Entries from a dataset of interfaces:
* * * * * * *
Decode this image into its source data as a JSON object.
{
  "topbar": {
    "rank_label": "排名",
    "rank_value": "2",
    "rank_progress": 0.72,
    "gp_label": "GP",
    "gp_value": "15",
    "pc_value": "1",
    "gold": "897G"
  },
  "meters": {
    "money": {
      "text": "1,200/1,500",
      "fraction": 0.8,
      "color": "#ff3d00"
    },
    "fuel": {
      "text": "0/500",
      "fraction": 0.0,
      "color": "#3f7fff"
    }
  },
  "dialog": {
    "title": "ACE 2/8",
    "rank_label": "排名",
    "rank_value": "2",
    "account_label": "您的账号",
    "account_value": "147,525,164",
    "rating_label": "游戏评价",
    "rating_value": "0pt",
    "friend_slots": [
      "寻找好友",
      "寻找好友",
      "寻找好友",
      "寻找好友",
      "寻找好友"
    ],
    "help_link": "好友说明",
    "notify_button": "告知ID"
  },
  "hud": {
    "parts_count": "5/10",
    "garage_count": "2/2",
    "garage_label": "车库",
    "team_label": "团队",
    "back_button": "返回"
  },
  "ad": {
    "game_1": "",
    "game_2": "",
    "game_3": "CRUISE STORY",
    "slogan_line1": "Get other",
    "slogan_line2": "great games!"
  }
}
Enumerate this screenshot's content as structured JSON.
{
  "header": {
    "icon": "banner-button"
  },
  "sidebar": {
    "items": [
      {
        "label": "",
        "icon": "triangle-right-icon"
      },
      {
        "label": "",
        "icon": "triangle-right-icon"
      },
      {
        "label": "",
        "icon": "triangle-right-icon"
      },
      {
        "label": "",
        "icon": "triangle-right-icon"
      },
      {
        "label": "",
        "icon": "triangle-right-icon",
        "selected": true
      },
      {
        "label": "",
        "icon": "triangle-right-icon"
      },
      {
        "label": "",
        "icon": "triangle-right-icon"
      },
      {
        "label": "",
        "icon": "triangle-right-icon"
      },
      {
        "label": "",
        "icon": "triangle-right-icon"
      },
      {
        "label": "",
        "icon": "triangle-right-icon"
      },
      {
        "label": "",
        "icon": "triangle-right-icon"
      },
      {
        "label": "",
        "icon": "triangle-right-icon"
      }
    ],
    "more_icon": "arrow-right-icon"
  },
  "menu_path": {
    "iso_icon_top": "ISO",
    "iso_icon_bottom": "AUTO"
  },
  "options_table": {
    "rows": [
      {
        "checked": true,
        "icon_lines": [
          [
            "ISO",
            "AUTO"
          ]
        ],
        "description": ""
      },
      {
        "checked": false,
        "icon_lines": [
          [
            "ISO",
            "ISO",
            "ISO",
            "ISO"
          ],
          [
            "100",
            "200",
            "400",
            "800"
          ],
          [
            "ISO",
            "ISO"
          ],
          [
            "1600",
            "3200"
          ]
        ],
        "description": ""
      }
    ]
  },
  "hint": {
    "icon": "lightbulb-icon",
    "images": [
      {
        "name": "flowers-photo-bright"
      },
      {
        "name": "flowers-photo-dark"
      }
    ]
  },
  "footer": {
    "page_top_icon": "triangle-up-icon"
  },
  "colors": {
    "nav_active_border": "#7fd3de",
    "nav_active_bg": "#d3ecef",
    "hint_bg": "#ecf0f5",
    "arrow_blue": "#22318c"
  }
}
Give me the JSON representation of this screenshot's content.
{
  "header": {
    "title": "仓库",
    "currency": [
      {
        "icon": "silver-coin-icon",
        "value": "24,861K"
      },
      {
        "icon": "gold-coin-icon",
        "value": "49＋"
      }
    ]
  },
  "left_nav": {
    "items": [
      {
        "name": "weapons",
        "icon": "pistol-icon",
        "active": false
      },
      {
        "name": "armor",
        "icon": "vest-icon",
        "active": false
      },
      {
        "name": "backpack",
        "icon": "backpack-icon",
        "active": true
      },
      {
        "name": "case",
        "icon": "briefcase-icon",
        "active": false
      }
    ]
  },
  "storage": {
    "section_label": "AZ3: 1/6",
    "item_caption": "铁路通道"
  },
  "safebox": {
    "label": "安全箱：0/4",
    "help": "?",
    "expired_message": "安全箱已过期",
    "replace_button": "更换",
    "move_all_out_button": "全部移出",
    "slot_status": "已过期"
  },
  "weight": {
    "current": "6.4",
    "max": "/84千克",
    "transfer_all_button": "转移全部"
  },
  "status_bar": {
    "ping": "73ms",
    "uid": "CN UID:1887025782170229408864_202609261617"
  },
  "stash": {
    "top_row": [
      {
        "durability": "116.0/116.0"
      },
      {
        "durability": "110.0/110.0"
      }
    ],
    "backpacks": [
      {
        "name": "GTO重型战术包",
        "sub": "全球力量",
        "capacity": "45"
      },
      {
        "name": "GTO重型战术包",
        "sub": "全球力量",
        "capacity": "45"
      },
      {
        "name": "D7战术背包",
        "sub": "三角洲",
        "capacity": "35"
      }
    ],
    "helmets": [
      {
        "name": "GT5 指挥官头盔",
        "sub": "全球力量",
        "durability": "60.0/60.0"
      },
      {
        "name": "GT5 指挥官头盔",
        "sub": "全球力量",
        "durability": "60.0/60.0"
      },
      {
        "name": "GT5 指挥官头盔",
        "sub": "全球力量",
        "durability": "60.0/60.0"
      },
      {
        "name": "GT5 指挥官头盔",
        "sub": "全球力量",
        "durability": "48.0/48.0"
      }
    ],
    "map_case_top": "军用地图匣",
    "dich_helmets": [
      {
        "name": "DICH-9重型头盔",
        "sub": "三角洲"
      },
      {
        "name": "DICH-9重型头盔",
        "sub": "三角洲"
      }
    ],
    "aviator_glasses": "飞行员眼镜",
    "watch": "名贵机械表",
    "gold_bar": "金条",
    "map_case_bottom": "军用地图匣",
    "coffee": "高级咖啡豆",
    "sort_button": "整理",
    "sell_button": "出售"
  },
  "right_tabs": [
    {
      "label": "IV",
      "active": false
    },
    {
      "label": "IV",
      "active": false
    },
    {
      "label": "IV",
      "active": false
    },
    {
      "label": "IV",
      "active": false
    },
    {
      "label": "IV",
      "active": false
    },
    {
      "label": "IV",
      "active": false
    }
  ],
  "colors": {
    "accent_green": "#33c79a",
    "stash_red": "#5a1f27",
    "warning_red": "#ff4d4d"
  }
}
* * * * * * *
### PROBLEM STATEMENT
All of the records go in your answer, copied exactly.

### PROBLEM SOLUTION
Decode this image into its source data as a JSON object.
{
  "topbar": {
    "rank_label": "排名",
    "rank_value": "2",
    "rank_progress": 0.72,
    "gp_label": "GP",
    "gp_value": "15",
    "pc_value": "1",
    "gold": "897G"
  },
  "meters": {
    "money": {
      "text": "1,200/1,500",
      "fraction": 0.8,
      "color": "#ff3d00"
    },
    "fuel": {
      "text": "0/500",
      "fraction": 0.0,
      "color": "#3f7fff"
    }
  },
  "dialog": {
    "title": "ACE 2/8",
    "rank_label": "排名",
    "rank_value": "2",
    "account_label": "您的账号",
    "account_value": "147,525,164",
    "rating_label": "游戏评价",
    "rating_value": "0pt",
    "friend_slots": [
      "寻找好友",
      "寻找好友",
      "寻找好友",
      "寻找好友",
      "寻找好友"
    ],
    "help_link": "好友说明",
    "notify_button": "告知ID"
  },
  "hud": {
    "parts_count": "5/10",
    "garage_count": "2/2",
    "garage_label": "车库",
    "team_label": "团队",
    "back_button": "返回"
  },
  "ad": {
    "game_1": "",
    "game_2": "",
    "game_3": "CRUISE STORY",
    "slogan_line1": "Get other",
    "slogan_line2": "great games!"
  }
}
Enumerate this screenshot's content as structured JSON.
{
  "header": {
    "icon": "banner-button"
  },
  "sidebar": {
    "items": [
      {
        "label": "",
        "icon": "triangle-right-icon"
      },
      {
        "label": "",
        "icon": "triangle-right-icon"
      },
      {
        "label": "",
        "icon": "triangle-right-icon"
      },
      {
        "label": "",
        "icon": "triangle-right-icon"
      },
      {
        "label": "",
        "icon": "triangle-right-icon",
        "selected": true
      },
      {
        "label": "",
        "icon": "triangle-right-icon"
      },
      {
        "label": "",
        "icon": "triangle-right-icon"
      },
      {
        "label": "",
        "icon": "triangle-right-icon"
      },
      {
        "label": "",
        "icon": "triangle-right-icon"
      },
      {
        "label": "",
        "icon": "triangle-right-icon"
      },
      {
        "label": "",
        "icon": "triangle-right-icon"
      },
      {
        "label": "",
        "icon": "triangle-right-icon"
      }
    ],
    "more_icon": "arrow-right-icon"
  },
  "menu_path": {
    "iso_icon_top": "ISO",
    "iso_icon_bottom": "AUTO"
  },
  "options_table": {
    "rows": [
      {
        "checked": true,
        "icon_lines": [
          [
            "ISO",
            "AUTO"
          ]
        ],
        "description": ""
      },
      {
        "checked": false,
        "icon_lines": [
          [
            "ISO",
            "ISO",
            "ISO",
            "ISO"
          ],
          [
            "100",
            "200",
            "400",
            "800"
          ],
          [
            "ISO",
            "ISO"
          ],
          [
            "1600",
            "3200"
          ]
        ],
        "description": ""
      }
    ]
  },
  "hint": {
    "icon": "lightbulb-icon",
    "images": [
      {
        "name": "flowers-photo-bright"
      },
      {
        "name": "flowers-photo-dark"
      }
    ]
  },
  "footer": {
    "page_top_icon": "triangle-up-icon"
  },
  "colors": {
    "nav_active_border": "#7fd3de",
    "nav_active_bg": "#d3ecef",
    "hint_bg": "#ecf0f5",
    "arrow_blue": "#22318c"
  }
}
Give me the JSON representation of this screenshot's content.
{
  "header": {
    "title": "仓库",
    "currency": [
      {
        "icon": "silver-coin-icon",
        "value": "24,861K"
      },
      {
        "icon": "gold-coin-icon",
        "value": "49＋"
      }
    ]
  },
  "left_nav": {
    "items": [
      {
        "name": "weapons",
        "icon": "pistol-icon",
        "active": false
      },
      {
        "name": "armor",
        "icon": "vest-icon",
        "active": false
      },
      {
        "name": "backpack",
        "icon": "backpack-icon",
        "active": true
      },
      {
        "name": "case",
        "icon": "briefcase-icon",
        "active": false
      }
    ]
  },
  "storage": {
    "section_label": "AZ3: 1/6",
    "item_caption": "铁路通道"
  },
  "safebox": {
    "label": "安全箱：0/4",
    "help": "?",
    "expired_message": "安全箱已过期",
    "replace_button": "更换",
    "move_all_out_button": "全部移出",
    "slot_status": "已过期"
  },
  "weight": {
    "current": "6.4",
    "max": "/84千克",
    "transfer_all_button": "转移全部"
  },
  "status_bar": {
    "ping": "73ms",
    "uid": "CN UID:1887025782170229408864_202609261617"
  },
  "stash": {
    "top_row": [
      {
        "durability": "116.0/116.0"
      },
      {
        "durability": "110.0/110.0"
      }
    ],
    "backpacks": [
      {
        "name": "GTO重型战术包",
        "sub": "全球力量",
        "capacity": "45"
      },
      {
        "name": "GTO重型战术包",
        "sub": "全球力量",
        "capacity": "45"
      },
      {
        "name": "D7战术背包",
        "sub": "三角洲",
        "capacity": "35"
      }
    ],
    "helmets": [
      {
        "name": "GT5 指挥官头盔",
        "sub": "全球力量",
        "durability": "60.0/60.0"
      },
      {
        "name": "GT5 指挥官头盔",
        "sub": "全球力量",
        "durability": "60.0/60.0"
      },
      {
        "name": "GT5 指挥官头盔",
        "sub": "全球力量",
        "durability": "60.0/60.0"
      },
      {
        "name": "GT5 指挥官头盔",
        "sub": "全球力量",
        "durability": "48.0/48.0"
      }
    ],
    "map_case_top": "军用地图匣",
    "dich_helmets": [
      {
        "name": "DICH-9重型头盔",
        "sub": "三角洲"
      },
      {
        "name": "DICH-9重型头盔",
        "sub": "三角洲"
      }
    ],
    "aviator_glasses": "飞行员眼镜",
    "watch": "名贵机械表",
    "gold_bar": "金条",
    "map_case_bottom": "军用地图匣",
    "coffee": "高级咖啡豆",
    "sort_button": "整理",
    "sell_button": "出售"
  },
  "right_tabs": [
    {
      "label": "IV",
      "active": false
    },
    {
      "label": "IV",
      "active": false
    },
    {
      "label": "IV",
      "active": false
    },
    {
      "label": "IV",
      "active": false
    },
    {
      "label": "IV",
      "active": false
    },
    {
      "label": "IV",
      "active": false
    }
  ],
  "colors": {
    "accent_green": "#33c79a",
    "stash_red": "#5a1f27",
    "warning_red": "#ff4d4d"
  }
}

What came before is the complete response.